The aim controller works next to flawlessly with the only time I had any real issues being when I sat down. My camera was just positioned a little to high forcing constant readjustment from sitting to standing. Truthfully, the game is better standing and after only moments of gameplay, I longed for a VR treadmill which would make this undeniably awesome. Staring down the sites also worked well most of the time, but on occasion tracking issues had my in-game gun position a little off making site shots awkward. Credit to the game designers is due as they managed to avoid the PSVR blind spots by having much of the action take place in front of you. It can be a little comical watching enemies move back within your visible range, but he frenetic action will keep you to distracted to really pay attention to that.

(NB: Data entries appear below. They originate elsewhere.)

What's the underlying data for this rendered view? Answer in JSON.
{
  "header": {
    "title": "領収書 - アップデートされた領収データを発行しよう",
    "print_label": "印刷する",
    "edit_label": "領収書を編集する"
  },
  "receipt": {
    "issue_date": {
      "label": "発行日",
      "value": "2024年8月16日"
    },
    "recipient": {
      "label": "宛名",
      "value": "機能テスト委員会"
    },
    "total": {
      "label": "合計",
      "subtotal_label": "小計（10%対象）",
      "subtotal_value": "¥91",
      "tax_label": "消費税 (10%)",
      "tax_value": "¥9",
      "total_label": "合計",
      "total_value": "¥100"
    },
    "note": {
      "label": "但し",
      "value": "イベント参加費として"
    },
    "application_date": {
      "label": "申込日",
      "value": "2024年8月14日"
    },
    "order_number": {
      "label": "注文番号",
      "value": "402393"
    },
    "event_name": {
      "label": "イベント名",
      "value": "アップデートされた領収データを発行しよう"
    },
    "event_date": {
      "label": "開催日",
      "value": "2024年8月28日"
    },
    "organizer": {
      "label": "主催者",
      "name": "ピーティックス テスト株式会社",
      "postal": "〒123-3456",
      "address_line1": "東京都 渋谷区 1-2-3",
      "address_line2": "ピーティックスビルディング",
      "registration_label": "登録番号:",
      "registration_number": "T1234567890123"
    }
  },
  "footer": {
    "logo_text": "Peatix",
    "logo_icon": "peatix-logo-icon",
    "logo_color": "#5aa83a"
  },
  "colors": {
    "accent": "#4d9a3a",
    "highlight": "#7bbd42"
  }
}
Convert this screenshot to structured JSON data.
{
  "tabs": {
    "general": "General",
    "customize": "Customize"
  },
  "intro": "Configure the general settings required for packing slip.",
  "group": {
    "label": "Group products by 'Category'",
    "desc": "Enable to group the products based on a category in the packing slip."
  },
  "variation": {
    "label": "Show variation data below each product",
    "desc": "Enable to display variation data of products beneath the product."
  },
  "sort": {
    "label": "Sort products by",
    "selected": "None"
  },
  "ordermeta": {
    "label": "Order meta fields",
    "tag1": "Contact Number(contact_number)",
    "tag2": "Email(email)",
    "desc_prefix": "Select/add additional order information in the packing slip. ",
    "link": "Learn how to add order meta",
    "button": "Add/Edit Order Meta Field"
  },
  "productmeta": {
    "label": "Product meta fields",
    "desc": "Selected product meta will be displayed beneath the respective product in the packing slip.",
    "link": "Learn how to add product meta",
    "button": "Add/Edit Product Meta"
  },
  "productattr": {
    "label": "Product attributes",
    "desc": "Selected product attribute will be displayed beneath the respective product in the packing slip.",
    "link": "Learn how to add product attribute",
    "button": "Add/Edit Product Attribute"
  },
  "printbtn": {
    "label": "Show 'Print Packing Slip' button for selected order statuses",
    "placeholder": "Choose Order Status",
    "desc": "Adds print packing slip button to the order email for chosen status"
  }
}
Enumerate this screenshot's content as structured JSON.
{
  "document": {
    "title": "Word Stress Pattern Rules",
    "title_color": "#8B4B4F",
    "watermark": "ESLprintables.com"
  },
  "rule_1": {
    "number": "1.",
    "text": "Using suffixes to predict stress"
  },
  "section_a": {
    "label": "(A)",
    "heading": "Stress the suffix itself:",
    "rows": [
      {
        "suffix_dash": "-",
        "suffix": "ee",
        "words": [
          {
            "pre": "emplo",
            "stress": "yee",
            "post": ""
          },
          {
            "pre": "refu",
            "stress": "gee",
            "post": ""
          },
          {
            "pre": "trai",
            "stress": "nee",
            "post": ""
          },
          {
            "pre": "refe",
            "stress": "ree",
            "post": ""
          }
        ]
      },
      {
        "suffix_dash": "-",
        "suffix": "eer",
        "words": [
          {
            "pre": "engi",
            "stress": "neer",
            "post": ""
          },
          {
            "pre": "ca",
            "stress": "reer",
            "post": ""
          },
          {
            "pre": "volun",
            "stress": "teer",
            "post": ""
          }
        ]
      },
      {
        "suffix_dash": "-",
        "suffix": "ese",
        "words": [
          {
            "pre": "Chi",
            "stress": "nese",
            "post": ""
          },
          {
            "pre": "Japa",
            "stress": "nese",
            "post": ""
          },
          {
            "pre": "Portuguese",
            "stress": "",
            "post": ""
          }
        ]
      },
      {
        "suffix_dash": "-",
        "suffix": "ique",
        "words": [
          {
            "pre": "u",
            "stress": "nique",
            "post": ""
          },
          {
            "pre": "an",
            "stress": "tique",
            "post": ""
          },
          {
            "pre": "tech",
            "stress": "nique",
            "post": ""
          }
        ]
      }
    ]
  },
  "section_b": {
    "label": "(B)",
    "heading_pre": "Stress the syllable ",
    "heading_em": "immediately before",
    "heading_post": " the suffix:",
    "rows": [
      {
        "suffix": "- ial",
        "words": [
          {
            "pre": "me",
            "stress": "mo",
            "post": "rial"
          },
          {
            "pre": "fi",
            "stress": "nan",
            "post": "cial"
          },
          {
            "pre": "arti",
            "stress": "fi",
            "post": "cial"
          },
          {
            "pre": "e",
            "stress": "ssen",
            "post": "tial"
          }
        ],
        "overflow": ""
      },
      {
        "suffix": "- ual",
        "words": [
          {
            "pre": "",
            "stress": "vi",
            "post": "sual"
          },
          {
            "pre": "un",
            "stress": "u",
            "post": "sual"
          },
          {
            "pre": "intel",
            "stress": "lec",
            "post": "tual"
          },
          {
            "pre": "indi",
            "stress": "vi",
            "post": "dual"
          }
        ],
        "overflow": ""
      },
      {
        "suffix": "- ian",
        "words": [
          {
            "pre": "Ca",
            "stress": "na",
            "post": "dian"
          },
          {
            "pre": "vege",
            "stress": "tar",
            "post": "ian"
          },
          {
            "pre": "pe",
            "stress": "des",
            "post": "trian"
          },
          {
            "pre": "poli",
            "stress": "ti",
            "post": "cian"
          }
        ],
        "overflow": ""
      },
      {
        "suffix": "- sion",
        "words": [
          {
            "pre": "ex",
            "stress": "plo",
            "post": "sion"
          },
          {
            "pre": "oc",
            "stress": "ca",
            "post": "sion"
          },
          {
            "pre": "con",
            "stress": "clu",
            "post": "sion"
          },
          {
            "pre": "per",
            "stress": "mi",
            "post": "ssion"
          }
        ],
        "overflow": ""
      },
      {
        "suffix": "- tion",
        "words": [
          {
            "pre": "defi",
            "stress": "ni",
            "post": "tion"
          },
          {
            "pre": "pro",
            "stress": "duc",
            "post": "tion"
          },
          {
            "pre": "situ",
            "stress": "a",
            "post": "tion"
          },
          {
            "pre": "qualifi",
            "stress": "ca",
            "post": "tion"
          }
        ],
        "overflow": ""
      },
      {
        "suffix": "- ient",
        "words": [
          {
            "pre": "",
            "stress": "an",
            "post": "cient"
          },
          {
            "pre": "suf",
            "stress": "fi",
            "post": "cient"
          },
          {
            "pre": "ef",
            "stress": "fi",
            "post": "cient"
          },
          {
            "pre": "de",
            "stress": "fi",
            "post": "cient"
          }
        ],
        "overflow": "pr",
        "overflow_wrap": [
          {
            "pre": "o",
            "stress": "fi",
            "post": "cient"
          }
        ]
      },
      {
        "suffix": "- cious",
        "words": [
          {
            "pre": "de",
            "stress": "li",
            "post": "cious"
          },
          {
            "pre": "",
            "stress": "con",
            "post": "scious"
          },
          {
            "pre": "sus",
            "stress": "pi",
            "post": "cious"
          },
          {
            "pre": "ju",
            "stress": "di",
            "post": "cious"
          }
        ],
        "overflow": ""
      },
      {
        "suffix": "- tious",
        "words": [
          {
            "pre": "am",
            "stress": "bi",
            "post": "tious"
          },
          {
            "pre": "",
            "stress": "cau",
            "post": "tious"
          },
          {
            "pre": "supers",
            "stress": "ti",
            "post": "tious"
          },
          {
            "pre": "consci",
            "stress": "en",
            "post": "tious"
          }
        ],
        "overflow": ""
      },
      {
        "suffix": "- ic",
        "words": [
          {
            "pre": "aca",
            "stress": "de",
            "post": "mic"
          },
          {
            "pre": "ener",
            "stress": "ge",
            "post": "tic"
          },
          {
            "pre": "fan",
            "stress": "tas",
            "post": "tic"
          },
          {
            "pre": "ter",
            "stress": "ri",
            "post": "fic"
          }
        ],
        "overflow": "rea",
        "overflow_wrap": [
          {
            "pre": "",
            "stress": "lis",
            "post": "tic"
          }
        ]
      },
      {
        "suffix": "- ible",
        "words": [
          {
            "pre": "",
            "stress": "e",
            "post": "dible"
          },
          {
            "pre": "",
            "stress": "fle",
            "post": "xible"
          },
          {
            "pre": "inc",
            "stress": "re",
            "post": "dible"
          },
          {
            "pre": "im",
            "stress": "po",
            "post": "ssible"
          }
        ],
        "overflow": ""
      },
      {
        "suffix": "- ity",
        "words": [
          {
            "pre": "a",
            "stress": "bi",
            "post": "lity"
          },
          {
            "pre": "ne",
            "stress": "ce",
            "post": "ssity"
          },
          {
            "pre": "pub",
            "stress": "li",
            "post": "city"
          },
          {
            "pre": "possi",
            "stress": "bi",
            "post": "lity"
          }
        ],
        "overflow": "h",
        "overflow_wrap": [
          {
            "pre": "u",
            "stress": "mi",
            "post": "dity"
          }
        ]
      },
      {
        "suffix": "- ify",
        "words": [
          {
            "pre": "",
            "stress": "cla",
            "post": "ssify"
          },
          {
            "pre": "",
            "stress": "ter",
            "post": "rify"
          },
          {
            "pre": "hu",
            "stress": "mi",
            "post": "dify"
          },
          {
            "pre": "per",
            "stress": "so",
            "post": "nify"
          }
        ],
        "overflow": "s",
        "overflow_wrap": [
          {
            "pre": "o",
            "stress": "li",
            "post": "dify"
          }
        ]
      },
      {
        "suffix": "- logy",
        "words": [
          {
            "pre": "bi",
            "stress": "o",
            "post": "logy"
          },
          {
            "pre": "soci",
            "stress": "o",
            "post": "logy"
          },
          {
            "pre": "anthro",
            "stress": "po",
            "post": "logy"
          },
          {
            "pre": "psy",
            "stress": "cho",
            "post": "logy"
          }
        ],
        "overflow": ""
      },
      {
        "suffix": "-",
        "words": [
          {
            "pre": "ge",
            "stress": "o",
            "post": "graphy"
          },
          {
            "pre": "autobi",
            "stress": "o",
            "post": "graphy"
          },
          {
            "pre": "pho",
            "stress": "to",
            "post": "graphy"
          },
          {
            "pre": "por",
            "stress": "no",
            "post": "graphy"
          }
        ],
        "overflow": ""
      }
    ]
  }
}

Ultimately this is a pretty simple, stock shooter. No jump action and limited exploration force you to do what the game wants, and that’s not a bad thing. This is the first campaign based full motion FPS available on the PSVR and while it treads almost no new ground as far as the genre goes, it does the genre well with throwbacks to some of the classic games in the genre. It feels like part Halo, part Half-life and part Doom sprinkled with some Star Wars and Starship Troopers. It may not be the most original shooter you have played, but in VR it’s still one of the most amazing. Coupled with aim controller, this is a must purchase for fans of the genre.
What would I pay? $50US is great without or without the aim controller, but do yourself a favor and get the aim controller with it, it’ll save you money and can be used on a bunch of upcoming games.
Score note: The score below represents Farpoint played with the Aim controller as it does improve the overall experience. The game with just a DS4 would rank closer to a 7/10.